# [Goal of the exercise]
Copy every record exactly, and keep the pictures out.

Dataset rows for apps and sites
»»

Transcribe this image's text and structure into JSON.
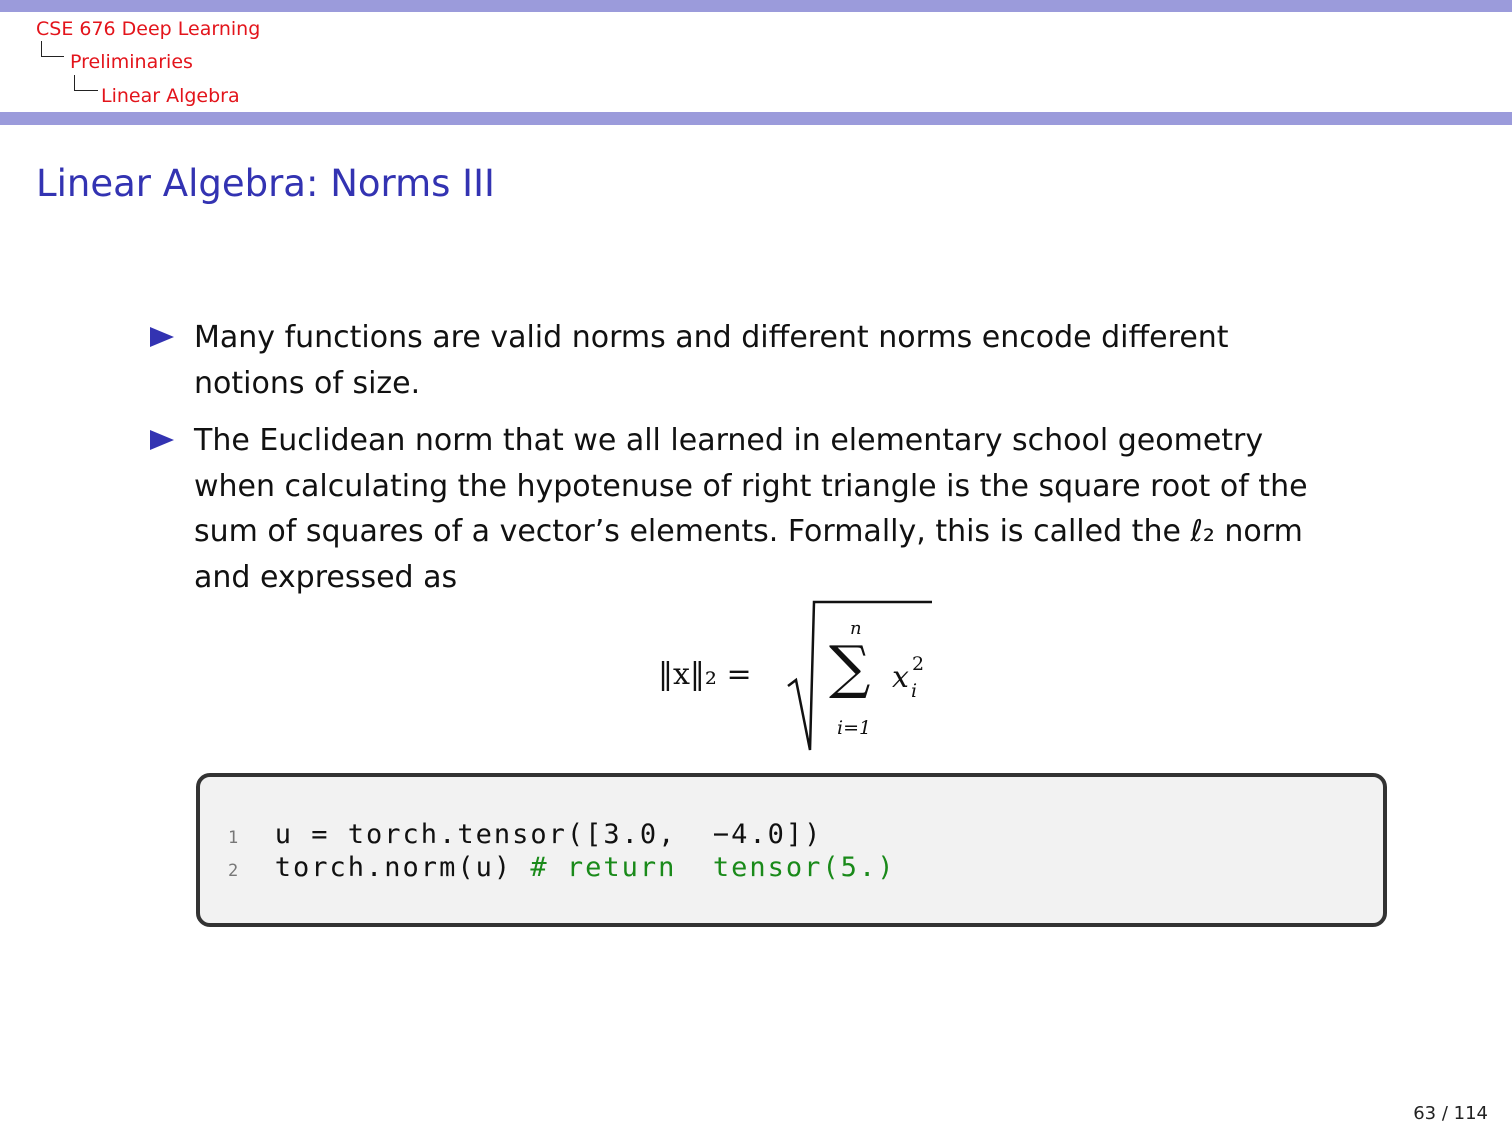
{
  "breadcrumb": {
    "course": "CSE 676 Deep Learning",
    "section": "Preliminaries",
    "subsection": "Linear Algebra"
  },
  "slide": {
    "title": "Linear Algebra: Norms III",
    "bullets": [
      {
        "lines": [
          "Many functions are valid norms and different norms encode different",
          "notions of size."
        ]
      },
      {
        "lines": [
          "The Euclidean norm that we all learned in elementary school geometry",
          "when calculating the hypotenuse of right triangle is the square root of the",
          "sum of squares of a vector’s elements.  Formally, this is called the ℓ₂ norm",
          "and expressed as"
        ]
      }
    ],
    "formula": {
      "lhs": "‖x‖₂ =",
      "sum_upper": "n",
      "sum_lower": "i=1",
      "term": "x",
      "term_sub": "i",
      "term_sup": "2"
    },
    "code": [
      {
        "num": "1",
        "code": "u = torch.tensor([3.0,  −4.0])",
        "comment": ""
      },
      {
        "num": "2",
        "code": "torch.norm(u) ",
        "comment": "# return  tensor(5.)"
      }
    ]
  },
  "footer": {
    "page": "63 / 114"
  },
  "colors": {
    "header_bar": "#9b9bdb",
    "title": "#3333b2",
    "breadcrumb": "#e3141b",
    "comment": "#1a8a1a"
  }
}
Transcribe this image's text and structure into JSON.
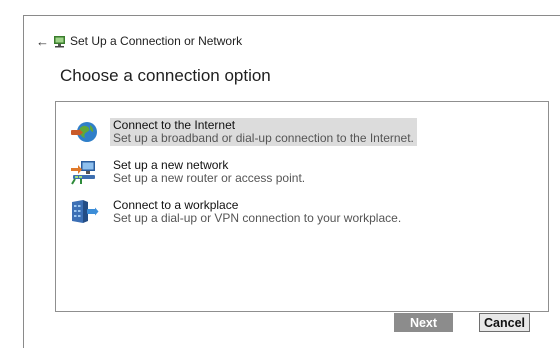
{
  "window": {
    "title": "Set Up a Connection or Network",
    "back_arrow": "←"
  },
  "heading": "Choose a connection option",
  "options": [
    {
      "title": "Connect to the Internet",
      "description": "Set up a broadband or dial-up connection to the Internet.",
      "icon": "globe-connection-icon",
      "selected": true
    },
    {
      "title": "Set up a new network",
      "description": "Set up a new router or access point.",
      "icon": "new-network-icon",
      "selected": false
    },
    {
      "title": "Connect to a workplace",
      "description": "Set up a dial-up or VPN connection to your workplace.",
      "icon": "workplace-connection-icon",
      "selected": false
    }
  ],
  "buttons": {
    "next": "Next",
    "cancel": "Cancel"
  },
  "colors": {
    "selected_bg": "#dcdcdc",
    "next_bg": "#8c8c8c",
    "cancel_bg": "#e8e8e8"
  }
}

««

# [Solution]
Transcribe this image's text and structure into JSON.
{
  "breadcrumb": {
    "course": "CSE 676 Deep Learning",
    "section": "Preliminaries",
    "subsection": "Linear Algebra"
  },
  "slide": {
    "title": "Linear Algebra: Norms III",
    "bullets": [
      {
        "lines": [
          "Many functions are valid norms and different norms encode different",
          "notions of size."
        ]
      },
      {
        "lines": [
          "The Euclidean norm that we all learned in elementary school geometry",
          "when calculating the hypotenuse of right triangle is the square root of the",
          "sum of squares of a vector’s elements.  Formally, this is called the ℓ₂ norm",
          "and expressed as"
        ]
      }
    ],
    "formula": {
      "lhs": "‖x‖₂ =",
      "sum_upper": "n",
      "sum_lower": "i=1",
      "term": "x",
      "term_sub": "i",
      "term_sup": "2"
    },
    "code": [
      {
        "num": "1",
        "code": "u = torch.tensor([3.0,  −4.0])",
        "comment": ""
      },
      {
        "num": "2",
        "code": "torch.norm(u) ",
        "comment": "# return  tensor(5.)"
      }
    ]
  },
  "footer": {
    "page": "63 / 114"
  },
  "colors": {
    "header_bar": "#9b9bdb",
    "title": "#3333b2",
    "breadcrumb": "#e3141b",
    "comment": "#1a8a1a"
  }
}
Transcribe this image's text and structure into JSON.
{
  "window": {
    "title": "Set Up a Connection or Network",
    "back_arrow": "←"
  },
  "heading": "Choose a connection option",
  "options": [
    {
      "title": "Connect to the Internet",
      "description": "Set up a broadband or dial-up connection to the Internet.",
      "icon": "globe-connection-icon",
      "selected": true
    },
    {
      "title": "Set up a new network",
      "description": "Set up a new router or access point.",
      "icon": "new-network-icon",
      "selected": false
    },
    {
      "title": "Connect to a workplace",
      "description": "Set up a dial-up or VPN connection to your workplace.",
      "icon": "workplace-connection-icon",
      "selected": false
    }
  ],
  "buttons": {
    "next": "Next",
    "cancel": "Cancel"
  },
  "colors": {
    "selected_bg": "#dcdcdc",
    "next_bg": "#8c8c8c",
    "cancel_bg": "#e8e8e8"
  }
}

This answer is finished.